In an edition of the Dutch newspaper Het Parool dated 17 February 1967 I came across a full-page advertisement in which the high-end Amsterdam department store De Bijenkorf proudly announced its 26 (!) collections per year – ‘fast fashion’ way ahead of its time.
In fact, it took until the start of this century before fast fashion really achieved a breakthrough, stimulated by labels such as Zara and H&M. So what went wrong for De Bijenkorf in the late 1960s?
My hypothesis is that although De Bijenkorf’s commercial department understood the added value of fast fashion for its customers, the retailer’s back end – its NPD process and supply chain – were far from geared up for it.
Which is not really surprising. After all, to deliver on the promise of 26 collections per year you need to be very competent at managing the associated risks of too much or too little stock. Otherwise, you leave yourself wide open to overcrowded stockrooms and dissatisfied customers.

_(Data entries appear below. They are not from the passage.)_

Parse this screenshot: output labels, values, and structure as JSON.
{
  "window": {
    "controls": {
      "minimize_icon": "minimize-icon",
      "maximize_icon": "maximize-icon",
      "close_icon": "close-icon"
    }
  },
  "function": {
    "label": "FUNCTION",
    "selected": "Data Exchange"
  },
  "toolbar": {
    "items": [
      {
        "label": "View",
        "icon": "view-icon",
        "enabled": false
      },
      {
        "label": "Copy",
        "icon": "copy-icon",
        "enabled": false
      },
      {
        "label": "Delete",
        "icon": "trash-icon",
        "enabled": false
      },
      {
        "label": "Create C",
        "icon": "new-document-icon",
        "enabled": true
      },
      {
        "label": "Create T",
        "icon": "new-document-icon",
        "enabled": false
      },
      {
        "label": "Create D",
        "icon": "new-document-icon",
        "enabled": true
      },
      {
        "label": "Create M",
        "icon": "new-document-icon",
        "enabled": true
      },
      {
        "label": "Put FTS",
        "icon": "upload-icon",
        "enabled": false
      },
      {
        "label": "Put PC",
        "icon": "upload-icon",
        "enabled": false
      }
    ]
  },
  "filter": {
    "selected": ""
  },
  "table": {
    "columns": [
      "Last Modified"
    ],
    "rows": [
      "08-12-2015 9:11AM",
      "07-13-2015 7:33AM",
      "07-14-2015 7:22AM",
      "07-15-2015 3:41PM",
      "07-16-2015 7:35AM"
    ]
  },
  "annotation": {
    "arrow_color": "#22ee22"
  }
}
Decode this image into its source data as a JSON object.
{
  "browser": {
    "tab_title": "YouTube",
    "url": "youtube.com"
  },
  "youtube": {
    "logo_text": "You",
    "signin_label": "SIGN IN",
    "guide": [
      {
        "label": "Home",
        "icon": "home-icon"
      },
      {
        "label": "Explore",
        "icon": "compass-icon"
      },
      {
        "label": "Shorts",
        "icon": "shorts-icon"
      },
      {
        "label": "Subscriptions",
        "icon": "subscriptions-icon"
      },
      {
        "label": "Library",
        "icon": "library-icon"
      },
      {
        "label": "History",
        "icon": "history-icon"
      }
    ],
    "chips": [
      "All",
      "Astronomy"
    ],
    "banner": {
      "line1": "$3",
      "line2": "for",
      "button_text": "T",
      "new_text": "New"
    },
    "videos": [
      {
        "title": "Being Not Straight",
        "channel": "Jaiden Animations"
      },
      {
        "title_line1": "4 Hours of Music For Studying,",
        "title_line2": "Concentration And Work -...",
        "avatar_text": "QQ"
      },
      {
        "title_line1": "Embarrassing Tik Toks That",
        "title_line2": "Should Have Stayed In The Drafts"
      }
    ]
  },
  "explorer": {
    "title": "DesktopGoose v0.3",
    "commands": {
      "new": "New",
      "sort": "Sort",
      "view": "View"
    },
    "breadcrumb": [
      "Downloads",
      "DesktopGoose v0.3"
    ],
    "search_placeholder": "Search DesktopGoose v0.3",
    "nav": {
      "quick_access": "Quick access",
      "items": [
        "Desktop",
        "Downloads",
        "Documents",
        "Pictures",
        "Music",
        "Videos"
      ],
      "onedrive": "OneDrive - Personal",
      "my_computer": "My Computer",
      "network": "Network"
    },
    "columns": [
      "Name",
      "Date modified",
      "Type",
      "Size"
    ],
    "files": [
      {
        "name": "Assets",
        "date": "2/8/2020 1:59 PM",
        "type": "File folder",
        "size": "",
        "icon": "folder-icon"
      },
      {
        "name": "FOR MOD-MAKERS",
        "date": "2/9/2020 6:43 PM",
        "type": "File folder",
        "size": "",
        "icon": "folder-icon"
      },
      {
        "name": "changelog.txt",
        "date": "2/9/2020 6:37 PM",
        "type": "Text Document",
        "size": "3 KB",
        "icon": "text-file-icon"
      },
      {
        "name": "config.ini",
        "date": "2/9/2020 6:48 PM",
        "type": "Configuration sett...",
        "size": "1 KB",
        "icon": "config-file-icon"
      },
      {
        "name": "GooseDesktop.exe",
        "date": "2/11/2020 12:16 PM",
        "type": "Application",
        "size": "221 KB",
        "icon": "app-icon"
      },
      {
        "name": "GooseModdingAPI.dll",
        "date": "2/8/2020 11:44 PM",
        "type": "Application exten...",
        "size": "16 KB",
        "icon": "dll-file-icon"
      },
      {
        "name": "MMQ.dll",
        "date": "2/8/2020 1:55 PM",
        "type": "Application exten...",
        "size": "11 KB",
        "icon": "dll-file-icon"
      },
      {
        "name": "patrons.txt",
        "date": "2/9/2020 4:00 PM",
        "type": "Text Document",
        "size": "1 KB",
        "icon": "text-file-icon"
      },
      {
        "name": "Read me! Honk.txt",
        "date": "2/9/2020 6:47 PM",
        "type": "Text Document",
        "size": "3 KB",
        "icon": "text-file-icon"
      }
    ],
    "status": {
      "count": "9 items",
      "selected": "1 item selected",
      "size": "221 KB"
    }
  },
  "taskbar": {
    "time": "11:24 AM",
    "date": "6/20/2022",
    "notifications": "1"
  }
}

In those days, De Bijenkorf’s time to market was probably around six months. Imagine having to precisely forecast how much of a new product you will sell six months down the line…that’s no mean feat.
Resolving the service paradox
Today’s successful fashion retailers are aware of the importance of speed and flexibility, and know how to achieve those objectives through conservative procurement (consistent under-buying), strategically placed (local) overcapacity, vertical integration, specialisation and postponement, among other things.
Furthermore they know when responsiveness matters less, and that’s where they make their efficiency gains. The result is high customer value at low costs, thus resolving the service paradox. It turns out that service is a choice rather than a trade-off.